Check every line of the data for the string "options" and copy the ones that have it.
Start of Records shown
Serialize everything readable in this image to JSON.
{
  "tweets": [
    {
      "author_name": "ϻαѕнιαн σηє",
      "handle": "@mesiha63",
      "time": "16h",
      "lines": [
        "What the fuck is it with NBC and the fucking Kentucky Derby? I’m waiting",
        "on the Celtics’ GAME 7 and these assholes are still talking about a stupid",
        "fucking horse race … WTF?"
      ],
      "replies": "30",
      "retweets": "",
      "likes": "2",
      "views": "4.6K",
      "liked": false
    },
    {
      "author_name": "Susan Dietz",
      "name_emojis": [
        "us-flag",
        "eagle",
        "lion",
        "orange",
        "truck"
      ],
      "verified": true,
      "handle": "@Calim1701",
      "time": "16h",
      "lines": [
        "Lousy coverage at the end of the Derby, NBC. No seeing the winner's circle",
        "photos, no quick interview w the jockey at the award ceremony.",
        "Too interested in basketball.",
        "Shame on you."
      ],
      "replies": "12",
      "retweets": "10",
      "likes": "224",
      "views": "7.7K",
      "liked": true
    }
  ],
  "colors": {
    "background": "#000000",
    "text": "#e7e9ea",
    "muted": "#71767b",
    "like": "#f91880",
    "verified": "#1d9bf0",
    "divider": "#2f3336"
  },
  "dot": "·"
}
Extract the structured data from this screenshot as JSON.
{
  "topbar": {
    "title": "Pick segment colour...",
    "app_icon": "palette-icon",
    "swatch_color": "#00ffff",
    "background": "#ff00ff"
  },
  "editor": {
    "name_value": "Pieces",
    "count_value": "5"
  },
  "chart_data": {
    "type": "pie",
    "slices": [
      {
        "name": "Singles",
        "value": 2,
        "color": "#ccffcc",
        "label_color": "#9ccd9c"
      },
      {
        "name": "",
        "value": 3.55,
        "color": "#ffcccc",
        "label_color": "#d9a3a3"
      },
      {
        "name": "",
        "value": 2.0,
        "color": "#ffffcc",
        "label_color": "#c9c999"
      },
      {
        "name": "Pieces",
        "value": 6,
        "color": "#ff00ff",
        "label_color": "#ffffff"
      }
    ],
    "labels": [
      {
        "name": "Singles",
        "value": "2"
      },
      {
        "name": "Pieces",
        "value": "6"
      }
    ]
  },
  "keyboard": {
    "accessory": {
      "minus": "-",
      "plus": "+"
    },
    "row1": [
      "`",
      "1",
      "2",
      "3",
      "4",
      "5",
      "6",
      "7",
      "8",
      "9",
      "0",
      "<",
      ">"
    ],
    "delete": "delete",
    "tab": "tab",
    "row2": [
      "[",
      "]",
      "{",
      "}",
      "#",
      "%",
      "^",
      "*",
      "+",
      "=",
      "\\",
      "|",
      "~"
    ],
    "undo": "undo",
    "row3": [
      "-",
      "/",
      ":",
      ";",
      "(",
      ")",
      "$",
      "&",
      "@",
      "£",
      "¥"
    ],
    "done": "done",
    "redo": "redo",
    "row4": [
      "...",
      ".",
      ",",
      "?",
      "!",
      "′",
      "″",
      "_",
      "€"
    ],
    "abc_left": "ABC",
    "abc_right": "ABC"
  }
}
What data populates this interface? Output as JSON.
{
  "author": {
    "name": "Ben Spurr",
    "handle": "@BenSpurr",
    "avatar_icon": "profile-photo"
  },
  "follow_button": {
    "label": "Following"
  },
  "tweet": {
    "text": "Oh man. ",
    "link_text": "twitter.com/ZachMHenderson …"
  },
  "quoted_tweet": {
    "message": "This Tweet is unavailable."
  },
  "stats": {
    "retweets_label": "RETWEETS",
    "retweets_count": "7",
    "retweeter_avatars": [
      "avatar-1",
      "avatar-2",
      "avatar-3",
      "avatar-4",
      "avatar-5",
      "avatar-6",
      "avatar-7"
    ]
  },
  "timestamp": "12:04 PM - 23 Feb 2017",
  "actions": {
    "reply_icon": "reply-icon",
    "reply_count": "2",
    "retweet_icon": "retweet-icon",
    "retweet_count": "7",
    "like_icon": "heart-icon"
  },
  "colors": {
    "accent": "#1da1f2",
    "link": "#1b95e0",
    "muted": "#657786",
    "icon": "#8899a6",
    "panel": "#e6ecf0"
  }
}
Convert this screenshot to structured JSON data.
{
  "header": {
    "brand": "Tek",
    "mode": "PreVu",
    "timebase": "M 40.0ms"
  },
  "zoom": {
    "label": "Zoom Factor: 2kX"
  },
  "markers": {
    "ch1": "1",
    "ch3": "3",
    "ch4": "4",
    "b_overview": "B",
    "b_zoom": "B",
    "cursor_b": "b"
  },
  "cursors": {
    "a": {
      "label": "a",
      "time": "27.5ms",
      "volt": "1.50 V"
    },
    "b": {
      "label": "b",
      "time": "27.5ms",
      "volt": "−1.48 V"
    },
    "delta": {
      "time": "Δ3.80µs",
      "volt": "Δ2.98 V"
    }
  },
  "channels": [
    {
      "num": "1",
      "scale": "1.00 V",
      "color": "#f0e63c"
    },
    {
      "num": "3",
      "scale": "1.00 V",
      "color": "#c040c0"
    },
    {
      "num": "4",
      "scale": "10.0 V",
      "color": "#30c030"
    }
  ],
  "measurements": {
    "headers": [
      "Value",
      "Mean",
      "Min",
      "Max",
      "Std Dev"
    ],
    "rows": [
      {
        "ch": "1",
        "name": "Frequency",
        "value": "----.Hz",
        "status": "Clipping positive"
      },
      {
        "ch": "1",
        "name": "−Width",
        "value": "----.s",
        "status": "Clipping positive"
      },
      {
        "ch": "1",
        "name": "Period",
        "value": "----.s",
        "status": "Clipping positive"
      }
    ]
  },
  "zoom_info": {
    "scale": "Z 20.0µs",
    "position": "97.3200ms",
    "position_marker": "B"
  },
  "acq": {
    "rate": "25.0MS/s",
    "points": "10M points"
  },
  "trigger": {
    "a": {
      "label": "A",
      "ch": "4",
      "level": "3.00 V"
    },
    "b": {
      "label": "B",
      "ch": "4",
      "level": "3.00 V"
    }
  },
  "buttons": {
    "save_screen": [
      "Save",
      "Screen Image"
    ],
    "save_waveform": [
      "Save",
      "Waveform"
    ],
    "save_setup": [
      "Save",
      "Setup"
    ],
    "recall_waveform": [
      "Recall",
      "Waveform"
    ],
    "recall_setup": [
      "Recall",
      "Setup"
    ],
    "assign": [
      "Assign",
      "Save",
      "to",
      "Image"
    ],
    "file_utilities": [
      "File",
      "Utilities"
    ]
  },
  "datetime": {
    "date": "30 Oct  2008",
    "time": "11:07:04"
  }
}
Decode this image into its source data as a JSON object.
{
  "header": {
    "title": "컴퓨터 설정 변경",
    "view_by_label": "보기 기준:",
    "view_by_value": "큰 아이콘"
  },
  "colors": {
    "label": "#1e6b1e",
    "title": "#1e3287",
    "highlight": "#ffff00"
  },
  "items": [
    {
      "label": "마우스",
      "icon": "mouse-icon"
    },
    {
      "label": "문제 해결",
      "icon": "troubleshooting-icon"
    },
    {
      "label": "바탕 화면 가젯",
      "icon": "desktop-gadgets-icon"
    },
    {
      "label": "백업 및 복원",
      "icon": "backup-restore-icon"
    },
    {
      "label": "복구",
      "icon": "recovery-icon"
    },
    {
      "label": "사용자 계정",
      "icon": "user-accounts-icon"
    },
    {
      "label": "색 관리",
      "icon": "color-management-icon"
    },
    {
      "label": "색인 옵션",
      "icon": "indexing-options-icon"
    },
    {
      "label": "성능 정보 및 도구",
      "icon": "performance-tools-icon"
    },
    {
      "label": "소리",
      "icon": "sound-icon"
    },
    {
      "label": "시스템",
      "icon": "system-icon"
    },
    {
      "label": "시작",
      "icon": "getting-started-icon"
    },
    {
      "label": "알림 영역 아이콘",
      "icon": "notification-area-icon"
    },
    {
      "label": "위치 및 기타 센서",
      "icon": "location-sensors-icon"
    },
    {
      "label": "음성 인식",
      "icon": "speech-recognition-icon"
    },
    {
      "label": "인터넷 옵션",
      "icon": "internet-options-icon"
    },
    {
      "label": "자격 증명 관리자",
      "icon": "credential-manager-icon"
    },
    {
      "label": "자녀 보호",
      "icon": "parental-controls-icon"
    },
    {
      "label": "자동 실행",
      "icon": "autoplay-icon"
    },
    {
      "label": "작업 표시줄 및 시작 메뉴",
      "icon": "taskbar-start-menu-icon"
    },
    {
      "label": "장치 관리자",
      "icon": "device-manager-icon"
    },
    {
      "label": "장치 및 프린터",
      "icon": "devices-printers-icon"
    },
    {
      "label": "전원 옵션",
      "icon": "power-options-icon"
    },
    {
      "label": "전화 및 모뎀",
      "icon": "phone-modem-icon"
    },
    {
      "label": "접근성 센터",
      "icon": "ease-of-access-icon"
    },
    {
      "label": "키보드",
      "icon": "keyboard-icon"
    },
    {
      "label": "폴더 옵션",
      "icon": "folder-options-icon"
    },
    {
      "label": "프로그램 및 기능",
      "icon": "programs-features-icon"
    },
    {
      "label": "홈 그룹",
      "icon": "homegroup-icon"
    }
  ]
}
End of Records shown
Output for this task:
      "icon": "indexing-options-icon"
      "icon": "internet-options-icon"
      "icon": "power-options-icon"
      "icon": "folder-options-icon"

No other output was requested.